"I don't believe there is any satisfactory explanation so far," said Emeritus Professor Bob Crompton of the Australian National University, referring to these small bright lights that appear after a lightning strike.
"The theories don't satisfy me and I don't think they satisfy anyone who looks at the evidence objectively," he added.
Crompton, an expert in atomic and molecular physics and electrical discharges in gases, has been interested in the science behind ball lightning for decades.
He's collected 30-40 Australian sightings over a period of about 10 years, with the help of Australian meteorological services.
According to Crompton, ball lightning is a bright light, anywhere in size from a golf ball to larger than a football.
It hovers above the ground, moving slowly, able to pass through walls, until it vanishes minutes later.
Till now, two main theories have been put forward to explain ball lightning.
One theory, based on the physics of electrical discharges, says that lightning strikes and travels slowly through conductive channels in the ground.
This theory states that a high electrical field is created in the air as the lightning moves through the ground, and ball lightning is formed from electricity discharging in this field.
The other theory, which is purely chemical, says lightning hits a surface containing silica and carbon in the ratio of 1:2.
The extreme heat of the lightning converts these chemicals into carbon dioxide and nanoparticles of silicon, which puff out of the surface in the shape of a ball.
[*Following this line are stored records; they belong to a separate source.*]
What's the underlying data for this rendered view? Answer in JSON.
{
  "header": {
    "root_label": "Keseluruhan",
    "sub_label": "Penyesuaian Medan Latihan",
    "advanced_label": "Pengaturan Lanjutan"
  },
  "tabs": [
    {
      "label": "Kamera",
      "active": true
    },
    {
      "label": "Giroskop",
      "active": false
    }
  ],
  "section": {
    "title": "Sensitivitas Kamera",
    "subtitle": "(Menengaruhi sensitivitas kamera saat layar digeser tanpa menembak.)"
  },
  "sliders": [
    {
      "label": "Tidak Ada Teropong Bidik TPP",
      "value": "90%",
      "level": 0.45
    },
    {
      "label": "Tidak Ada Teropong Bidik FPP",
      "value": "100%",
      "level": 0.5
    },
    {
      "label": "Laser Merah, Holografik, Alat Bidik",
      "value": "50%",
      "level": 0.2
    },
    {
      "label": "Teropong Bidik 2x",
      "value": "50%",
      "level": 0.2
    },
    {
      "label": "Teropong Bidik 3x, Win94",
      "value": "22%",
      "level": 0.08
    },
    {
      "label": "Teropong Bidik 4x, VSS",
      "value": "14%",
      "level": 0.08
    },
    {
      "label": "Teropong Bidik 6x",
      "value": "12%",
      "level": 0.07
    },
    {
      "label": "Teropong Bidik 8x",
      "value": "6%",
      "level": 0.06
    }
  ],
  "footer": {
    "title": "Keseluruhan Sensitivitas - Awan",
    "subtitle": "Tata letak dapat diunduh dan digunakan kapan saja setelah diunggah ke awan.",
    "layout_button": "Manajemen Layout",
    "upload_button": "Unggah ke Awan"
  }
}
This ball shimmers as the silicon oxidises in the air generating heat and light.
According to Crompton, this second theory was given a boost by an experiment carried out by French scientists that recreated silicon nanoparticles in the laboratory using electricity.
While Crompton said that this second theory is the most likely explanation for ball lightning, it doesn't really explain how ball lightning has the ability to get into a house.